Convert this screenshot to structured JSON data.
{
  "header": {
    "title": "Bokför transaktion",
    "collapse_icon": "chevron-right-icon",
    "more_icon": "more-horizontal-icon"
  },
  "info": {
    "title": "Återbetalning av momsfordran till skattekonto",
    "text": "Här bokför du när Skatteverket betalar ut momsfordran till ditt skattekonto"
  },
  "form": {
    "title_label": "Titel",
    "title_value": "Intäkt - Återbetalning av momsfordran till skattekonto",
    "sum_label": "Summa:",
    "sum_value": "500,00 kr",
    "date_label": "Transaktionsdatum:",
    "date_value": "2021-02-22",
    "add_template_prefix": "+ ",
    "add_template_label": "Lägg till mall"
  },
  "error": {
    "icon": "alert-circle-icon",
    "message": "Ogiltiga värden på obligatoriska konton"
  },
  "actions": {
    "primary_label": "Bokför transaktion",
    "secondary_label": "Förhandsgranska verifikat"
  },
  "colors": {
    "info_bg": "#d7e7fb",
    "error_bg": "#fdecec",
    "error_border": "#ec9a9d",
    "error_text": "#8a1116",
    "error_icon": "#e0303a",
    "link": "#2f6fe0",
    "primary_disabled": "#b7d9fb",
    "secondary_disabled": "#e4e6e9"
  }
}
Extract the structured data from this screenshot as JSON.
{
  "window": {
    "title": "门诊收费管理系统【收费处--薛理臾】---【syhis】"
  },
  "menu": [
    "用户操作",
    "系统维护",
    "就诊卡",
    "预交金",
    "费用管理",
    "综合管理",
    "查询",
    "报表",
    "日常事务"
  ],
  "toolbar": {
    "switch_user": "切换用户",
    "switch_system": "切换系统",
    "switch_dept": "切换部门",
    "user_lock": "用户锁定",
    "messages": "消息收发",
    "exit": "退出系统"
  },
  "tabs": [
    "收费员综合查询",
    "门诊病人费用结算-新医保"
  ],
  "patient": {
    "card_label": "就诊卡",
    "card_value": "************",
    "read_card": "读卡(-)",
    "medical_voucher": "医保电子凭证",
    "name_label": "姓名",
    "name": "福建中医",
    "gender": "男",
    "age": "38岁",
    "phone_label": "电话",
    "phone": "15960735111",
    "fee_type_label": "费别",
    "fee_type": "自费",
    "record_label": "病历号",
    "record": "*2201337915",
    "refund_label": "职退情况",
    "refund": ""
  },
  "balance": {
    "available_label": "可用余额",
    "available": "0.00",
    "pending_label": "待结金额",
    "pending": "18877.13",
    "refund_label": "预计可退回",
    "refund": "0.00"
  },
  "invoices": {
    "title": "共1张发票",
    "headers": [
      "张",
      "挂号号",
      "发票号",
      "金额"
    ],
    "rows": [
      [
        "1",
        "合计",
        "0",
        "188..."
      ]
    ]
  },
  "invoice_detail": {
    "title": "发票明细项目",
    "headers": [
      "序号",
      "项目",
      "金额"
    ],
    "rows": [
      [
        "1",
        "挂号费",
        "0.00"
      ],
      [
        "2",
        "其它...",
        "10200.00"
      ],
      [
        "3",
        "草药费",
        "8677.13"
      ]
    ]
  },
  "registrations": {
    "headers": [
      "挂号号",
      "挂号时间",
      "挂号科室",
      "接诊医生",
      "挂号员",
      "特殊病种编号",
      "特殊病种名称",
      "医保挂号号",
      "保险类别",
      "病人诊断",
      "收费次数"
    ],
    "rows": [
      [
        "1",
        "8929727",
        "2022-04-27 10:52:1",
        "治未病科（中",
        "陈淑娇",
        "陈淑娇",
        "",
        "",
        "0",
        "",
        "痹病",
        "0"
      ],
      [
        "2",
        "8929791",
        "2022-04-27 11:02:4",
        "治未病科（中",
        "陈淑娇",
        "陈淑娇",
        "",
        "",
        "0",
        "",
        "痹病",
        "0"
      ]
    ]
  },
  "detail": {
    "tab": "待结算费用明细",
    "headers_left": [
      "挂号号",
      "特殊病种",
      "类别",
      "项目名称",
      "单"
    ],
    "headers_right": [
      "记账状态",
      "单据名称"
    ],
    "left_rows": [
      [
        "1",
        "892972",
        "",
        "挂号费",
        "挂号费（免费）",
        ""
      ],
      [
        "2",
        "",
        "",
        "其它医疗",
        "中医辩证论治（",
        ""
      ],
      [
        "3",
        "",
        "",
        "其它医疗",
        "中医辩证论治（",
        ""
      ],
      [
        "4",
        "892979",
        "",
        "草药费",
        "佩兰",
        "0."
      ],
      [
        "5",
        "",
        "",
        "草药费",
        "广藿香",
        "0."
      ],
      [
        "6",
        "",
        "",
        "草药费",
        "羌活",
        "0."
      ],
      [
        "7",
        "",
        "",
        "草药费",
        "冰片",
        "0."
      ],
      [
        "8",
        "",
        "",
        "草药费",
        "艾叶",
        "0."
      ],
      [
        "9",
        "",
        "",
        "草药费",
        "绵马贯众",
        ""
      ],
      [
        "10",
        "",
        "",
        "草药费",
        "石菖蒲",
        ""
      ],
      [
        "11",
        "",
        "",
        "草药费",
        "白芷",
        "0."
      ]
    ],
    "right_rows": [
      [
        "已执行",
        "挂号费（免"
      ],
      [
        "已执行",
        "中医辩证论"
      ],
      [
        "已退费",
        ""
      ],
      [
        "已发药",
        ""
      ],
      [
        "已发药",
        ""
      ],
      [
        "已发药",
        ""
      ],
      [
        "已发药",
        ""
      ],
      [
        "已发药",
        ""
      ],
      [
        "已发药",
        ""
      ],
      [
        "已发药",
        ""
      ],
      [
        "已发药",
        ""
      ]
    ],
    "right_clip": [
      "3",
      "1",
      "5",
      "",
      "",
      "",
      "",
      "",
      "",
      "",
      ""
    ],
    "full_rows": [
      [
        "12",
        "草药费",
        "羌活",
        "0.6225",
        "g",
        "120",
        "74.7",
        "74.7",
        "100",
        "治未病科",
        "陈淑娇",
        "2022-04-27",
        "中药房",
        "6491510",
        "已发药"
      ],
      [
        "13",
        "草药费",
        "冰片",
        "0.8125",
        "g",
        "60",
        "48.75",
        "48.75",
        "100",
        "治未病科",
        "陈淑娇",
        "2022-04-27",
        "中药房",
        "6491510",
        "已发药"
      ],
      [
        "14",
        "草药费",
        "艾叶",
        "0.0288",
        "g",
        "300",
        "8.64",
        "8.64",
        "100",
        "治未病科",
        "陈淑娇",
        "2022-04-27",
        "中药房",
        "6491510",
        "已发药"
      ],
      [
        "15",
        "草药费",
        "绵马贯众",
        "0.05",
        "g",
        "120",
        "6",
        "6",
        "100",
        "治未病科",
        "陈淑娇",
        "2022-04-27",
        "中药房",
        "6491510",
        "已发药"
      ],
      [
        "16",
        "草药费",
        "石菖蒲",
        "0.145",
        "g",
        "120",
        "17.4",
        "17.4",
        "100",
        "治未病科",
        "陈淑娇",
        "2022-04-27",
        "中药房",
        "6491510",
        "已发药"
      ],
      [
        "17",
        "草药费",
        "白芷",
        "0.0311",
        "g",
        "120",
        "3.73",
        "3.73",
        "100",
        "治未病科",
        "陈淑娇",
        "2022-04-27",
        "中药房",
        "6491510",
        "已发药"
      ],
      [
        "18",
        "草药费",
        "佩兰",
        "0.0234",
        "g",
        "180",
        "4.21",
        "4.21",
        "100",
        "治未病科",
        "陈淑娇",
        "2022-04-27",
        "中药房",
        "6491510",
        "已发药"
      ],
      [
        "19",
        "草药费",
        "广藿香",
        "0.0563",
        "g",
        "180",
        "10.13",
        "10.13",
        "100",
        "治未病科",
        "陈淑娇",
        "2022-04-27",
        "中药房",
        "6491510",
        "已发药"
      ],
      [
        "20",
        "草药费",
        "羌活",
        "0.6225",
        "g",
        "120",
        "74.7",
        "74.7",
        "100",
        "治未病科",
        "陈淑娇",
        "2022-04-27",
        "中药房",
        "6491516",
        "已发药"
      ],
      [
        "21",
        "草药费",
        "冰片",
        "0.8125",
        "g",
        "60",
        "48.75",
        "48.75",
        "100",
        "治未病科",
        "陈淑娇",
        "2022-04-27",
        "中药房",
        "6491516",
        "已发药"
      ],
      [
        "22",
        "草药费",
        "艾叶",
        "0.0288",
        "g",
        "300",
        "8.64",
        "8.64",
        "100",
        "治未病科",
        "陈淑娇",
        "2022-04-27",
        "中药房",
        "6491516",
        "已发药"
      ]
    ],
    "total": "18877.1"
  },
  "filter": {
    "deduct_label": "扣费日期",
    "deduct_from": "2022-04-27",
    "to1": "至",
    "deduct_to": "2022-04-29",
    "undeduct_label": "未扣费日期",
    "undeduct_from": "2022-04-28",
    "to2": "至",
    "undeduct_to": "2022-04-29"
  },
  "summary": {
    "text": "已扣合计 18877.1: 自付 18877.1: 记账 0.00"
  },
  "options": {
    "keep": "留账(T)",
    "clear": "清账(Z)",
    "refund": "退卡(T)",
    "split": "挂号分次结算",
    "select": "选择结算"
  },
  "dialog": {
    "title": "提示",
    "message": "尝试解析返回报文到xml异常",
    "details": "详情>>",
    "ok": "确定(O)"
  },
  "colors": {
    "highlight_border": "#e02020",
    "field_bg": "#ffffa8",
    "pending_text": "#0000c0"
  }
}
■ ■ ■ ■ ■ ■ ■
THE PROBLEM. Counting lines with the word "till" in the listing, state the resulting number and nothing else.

RESULT OF THE TASK. 4